The mechanism's major parts are all wood, connected by twine. When asked how long it took to create one of her long and intricately woven rebozos, she responded "una hora" (one hour). I was amazed at the efficiency of this machine, particularly since it requres no external source of power other than the human that operates it, and given that its design is more than 500 years old. It takes more carpentry skill to construct a free-standing loom than the older traditional designs like the back-strap, but it can be made of rough lumber, as this one is, or even stripped logs. A single free-standing frame can serve several families. Assuming each family has a set of the moveable parts, they can use the frame in alternation.

The weaver could move the shuttle device with a flick of her wrist. The shuttle moves back and forth in the wooden trough seen above. By flicking her wrist back and forth, she moves the shuttle in the trough. This weaves the weft (short cross thread of the woven cloth) through the woof (long blue and white threads wound around the spindle). The twine attached to the cross pieces paralleling the trough are called the harnesses. The simplicity of the loom, and the ease with which she operated it was impressive.

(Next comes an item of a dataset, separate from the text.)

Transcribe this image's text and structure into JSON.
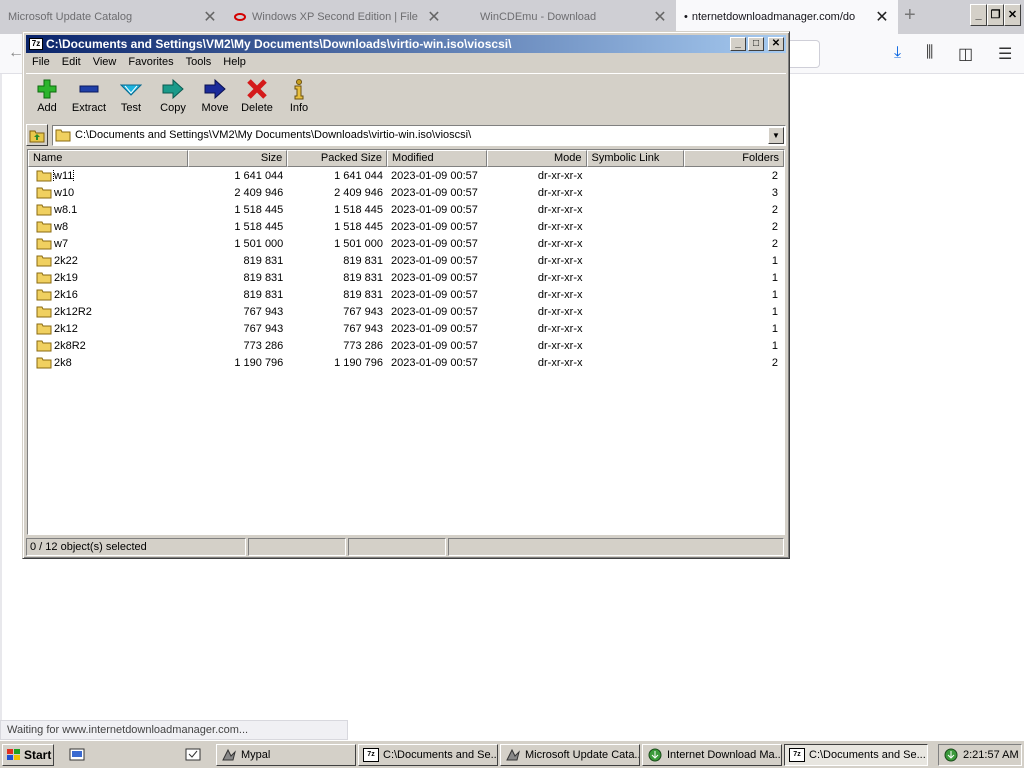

Pots & Basketry

Maiz cobs decorate a display of large pots and other ceramics from the village of Cocucho.  This village is famous for its large pots colored with a stain made from maiz (corn). The technique used by the villagers of Cocucho comes from Africa and was taught to their ancestors by the artisans brought in by Bishop Quiroga. The pots are formed by hand and the potters use local river rocks to burnish them. Charcoal is used to fire the pots and then the corn meal is splashed onto the surface. No potter's wheel or other mechanical device is used to create these fine wares. The potters are all women who were taught by their mothers and grandmothers. The men play no role in making the pottery.

Basketry of all sizes and shapes is created in the village of La Granada. They even make small animals like the crocodile and reindeer you can see on the lower left. The baskets and other objects are made from local natural materials collected and woven by the villagers. Some of the typical materials used by Michoacan basket makers are tule, reeds, and bullrushes gathered from the lakesides. Willow twigs were another widely available natural material. Wheat straw wasn't used until the Spanish introduced that grain.

Reindeer, wreaths, and tree ornaments were offered in this booth. It was just before Christmas when I visited this Fair, so some of the woven fibre objects were specifically devoted to that celebration. Purépecha artisans and craftspeople are rightly viewed as some of the most talented and creative in Mexico. In a country filled with talented, creative, artistic people, that is saying something.

This completes my posting on the Purépecha Fair. I hope you have enjoyed it. I always encourage comments and corrections. If you would like to leave a comment, either use the Comments section below, or email me directly.

If you leave a question in the Comments section, PLEASE leave your email address so I can respond.

Hasta luego, Jim


  1. Don't have to post this but my experience in Cocucho was that the man was the potter


    Web page

  2. Fascinating!

  3. Jim, I am new to this blog business and am trying to figure the best way to have 2 way communication with you and Carole, Email. Mine is
    My main interest are weather and True cost of living.
    I have lived in the Dallas, area for 35 years and am now 68. Texas is fine but every summer when it hits 110 F
    I long to be in a gentler climate. So my 1st concern is
    can I move to Mexico and still avoid extreme heat. And the 2nd question is about the TRUE cost of living.
    Here in Texas the cost is lower than most of the US but I am sure it is still higher than in Mexico. For example when you visit the many colonial cities and spend the night, what is a realistic average price for a hotel room and meals for 2 nights? LOVE your blog. Hope you are still doing it and will respond to my email. My email is

  4. un saludo afectuoso de Rocio Aguilera Madero y su hijo.


If your comment involves a question, please leave your email address so I can answer you. Thanks, Jim